Could you copy all of the records below exactly as they appear?

=-=-=

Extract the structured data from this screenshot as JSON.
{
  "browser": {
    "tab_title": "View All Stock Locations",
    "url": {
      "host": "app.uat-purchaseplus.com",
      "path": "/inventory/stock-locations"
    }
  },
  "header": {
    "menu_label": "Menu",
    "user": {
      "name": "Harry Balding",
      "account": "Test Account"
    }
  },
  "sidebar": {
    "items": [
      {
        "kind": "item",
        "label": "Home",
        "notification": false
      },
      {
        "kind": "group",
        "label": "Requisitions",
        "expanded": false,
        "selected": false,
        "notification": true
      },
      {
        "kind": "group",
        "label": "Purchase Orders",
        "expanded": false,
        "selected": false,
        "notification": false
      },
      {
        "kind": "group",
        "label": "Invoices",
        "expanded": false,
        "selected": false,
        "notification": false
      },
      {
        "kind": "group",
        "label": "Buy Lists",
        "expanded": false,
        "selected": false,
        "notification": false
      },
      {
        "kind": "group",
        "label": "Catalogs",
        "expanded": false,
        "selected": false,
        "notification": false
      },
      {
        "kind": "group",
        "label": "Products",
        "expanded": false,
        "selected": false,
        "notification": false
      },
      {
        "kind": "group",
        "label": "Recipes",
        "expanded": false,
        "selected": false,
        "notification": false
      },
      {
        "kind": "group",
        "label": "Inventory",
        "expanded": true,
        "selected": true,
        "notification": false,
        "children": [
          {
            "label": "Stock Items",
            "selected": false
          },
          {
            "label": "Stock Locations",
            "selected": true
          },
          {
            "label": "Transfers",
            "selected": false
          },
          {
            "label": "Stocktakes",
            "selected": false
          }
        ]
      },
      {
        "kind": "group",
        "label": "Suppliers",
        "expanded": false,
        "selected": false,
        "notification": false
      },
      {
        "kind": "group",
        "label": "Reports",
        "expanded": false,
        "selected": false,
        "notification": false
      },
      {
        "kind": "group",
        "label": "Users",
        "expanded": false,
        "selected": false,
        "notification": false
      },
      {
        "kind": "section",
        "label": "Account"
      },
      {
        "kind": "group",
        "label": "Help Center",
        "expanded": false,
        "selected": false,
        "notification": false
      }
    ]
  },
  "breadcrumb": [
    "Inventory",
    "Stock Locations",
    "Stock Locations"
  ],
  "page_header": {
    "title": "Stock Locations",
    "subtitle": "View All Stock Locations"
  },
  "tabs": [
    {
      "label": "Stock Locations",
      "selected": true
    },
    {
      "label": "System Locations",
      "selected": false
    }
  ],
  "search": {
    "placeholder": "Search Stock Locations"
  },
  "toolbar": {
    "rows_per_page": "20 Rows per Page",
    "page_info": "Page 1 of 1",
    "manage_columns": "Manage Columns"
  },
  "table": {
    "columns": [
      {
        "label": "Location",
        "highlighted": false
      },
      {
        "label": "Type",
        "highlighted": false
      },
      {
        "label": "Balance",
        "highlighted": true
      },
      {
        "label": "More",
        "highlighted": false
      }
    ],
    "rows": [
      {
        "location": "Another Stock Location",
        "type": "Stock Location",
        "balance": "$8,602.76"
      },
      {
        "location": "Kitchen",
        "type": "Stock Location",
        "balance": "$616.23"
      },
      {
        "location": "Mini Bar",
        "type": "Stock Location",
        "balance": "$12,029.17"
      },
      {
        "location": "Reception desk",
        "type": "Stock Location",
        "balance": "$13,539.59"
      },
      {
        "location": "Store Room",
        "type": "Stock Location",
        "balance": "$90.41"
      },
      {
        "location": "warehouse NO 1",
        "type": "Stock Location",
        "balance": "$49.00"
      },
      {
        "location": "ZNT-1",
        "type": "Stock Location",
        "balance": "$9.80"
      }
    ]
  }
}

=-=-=

▶ _Answer box_:
Extract the structured data from this screenshot as JSON.
{
  "browser": {
    "tab_title": "View All Stock Locations",
    "url": {
      "host": "app.uat-purchaseplus.com",
      "path": "/inventory/stock-locations"
    }
  },
  "header": {
    "menu_label": "Menu",
    "user": {
      "name": "Harry Balding",
      "account": "Test Account"
    }
  },
  "sidebar": {
    "items": [
      {
        "kind": "item",
        "label": "Home",
        "notification": false
      },
      {
        "kind": "group",
        "label": "Requisitions",
        "expanded": false,
        "selected": false,
        "notification": true
      },
      {
        "kind": "group",
        "label": "Purchase Orders",
        "expanded": false,
        "selected": false,
        "notification": false
      },
      {
        "kind": "group",
        "label": "Invoices",
        "expanded": false,
        "selected": false,
        "notification": false
      },
      {
        "kind": "group",
        "label": "Buy Lists",
        "expanded": false,
        "selected": false,
        "notification": false
      },
      {
        "kind": "group",
        "label": "Catalogs",
        "expanded": false,
        "selected": false,
        "notification": false
      },
      {
        "kind": "group",
        "label": "Products",
        "expanded": false,
        "selected": false,
        "notification": false
      },
      {
        "kind": "group",
        "label": "Recipes",
        "expanded": false,
        "selected": false,
        "notification": false
      },
      {
        "kind": "group",
        "label": "Inventory",
        "expanded": true,
        "selected": true,
        "notification": false,
        "children": [
          {
            "label": "Stock Items",
            "selected": false
          },
          {
            "label": "Stock Locations",
            "selected": true
          },
          {
            "label": "Transfers",
            "selected": false
          },
          {
            "label": "Stocktakes",
            "selected": false
          }
        ]
      },
      {
        "kind": "group",
        "label": "Suppliers",
        "expanded": false,
        "selected": false,
        "notification": false
      },
      {
        "kind": "group",
        "label": "Reports",
        "expanded": false,
        "selected": false,
        "notification": false
      },
      {
        "kind": "group",
        "label": "Users",
        "expanded": false,
        "selected": false,
        "notification": false
      },
      {
        "kind": "section",
        "label": "Account"
      },
      {
        "kind": "group",
        "label": "Help Center",
        "expanded": false,
        "selected": false,
        "notification": false
      }
    ]
  },
  "breadcrumb": [
    "Inventory",
    "Stock Locations",
    "Stock Locations"
  ],
  "page_header": {
    "title": "Stock Locations",
    "subtitle": "View All Stock Locations"
  },
  "tabs": [
    {
      "label": "Stock Locations",
      "selected": true
    },
    {
      "label": "System Locations",
      "selected": false
    }
  ],
  "search": {
    "placeholder": "Search Stock Locations"
  },
  "toolbar": {
    "rows_per_page": "20 Rows per Page",
    "page_info": "Page 1 of 1",
    "manage_columns": "Manage Columns"
  },
  "table": {
    "columns": [
      {
        "label": "Location",
        "highlighted": false
      },
      {
        "label": "Type",
        "highlighted": false
      },
      {
        "label": "Balance",
        "highlighted": true
      },
      {
        "label": "More",
        "highlighted": false
      }
    ],
    "rows": [
      {
        "location": "Another Stock Location",
        "type": "Stock Location",
        "balance": "$8,602.76"
      },
      {
        "location": "Kitchen",
        "type": "Stock Location",
        "balance": "$616.23"
      },
      {
        "location": "Mini Bar",
        "type": "Stock Location",
        "balance": "$12,029.17"
      },
      {
        "location": "Reception desk",
        "type": "Stock Location",
        "balance": "$13,539.59"
      },
      {
        "location": "Store Room",
        "type": "Stock Location",
        "balance": "$90.41"
      },
      {
        "location": "warehouse NO 1",
        "type": "Stock Location",
        "balance": "$49.00"
      },
      {
        "location": "ZNT-1",
        "type": "Stock Location",
        "balance": "$9.80"
      }
    ]
  }
}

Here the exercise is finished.